5. Why Michelle Knight Was Scarcely Searched For
While Amanda Berry and Gina DeJesus had been sought after for years by their families and the community, little attention was paid to the fate of Knight. It is not even clear how old she was when she disappeared. Some reports say she was 18, while others say she was 21 when she disappeared. After she turned up missing, her mother Barbara Knight and authorities thought she had simply left out of frustration with having her son taken away from her. In fact, her name was apparently absent from the Ohio Missing Persons Database. Her mother said she was originally thought to have left on her own in anger over losing custody of her son. Plus, because she was a legal adult, less emphasis may have been placed on her case as an abduction. A Cleveland police missing persons report says she had a “mental condition” and could be confused by her surroundings, possibly leading her to wander away. Once detectives turned up no leads, her mother searched for Knight alone, sometimes posting flyers in the neighborhood, but with no help from police.

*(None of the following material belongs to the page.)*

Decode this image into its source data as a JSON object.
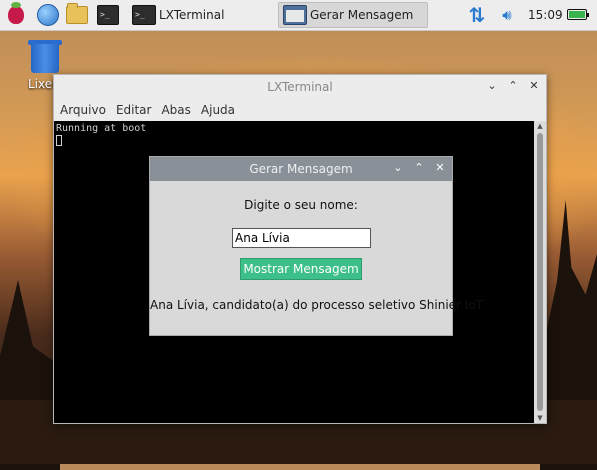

This article was updated on May 9 to reflect that Ariel Castro was arraigned on charges of rape and kidnapping and to include new details from a police report about the women’s lives in captivity. Below is the criminal complaint against him.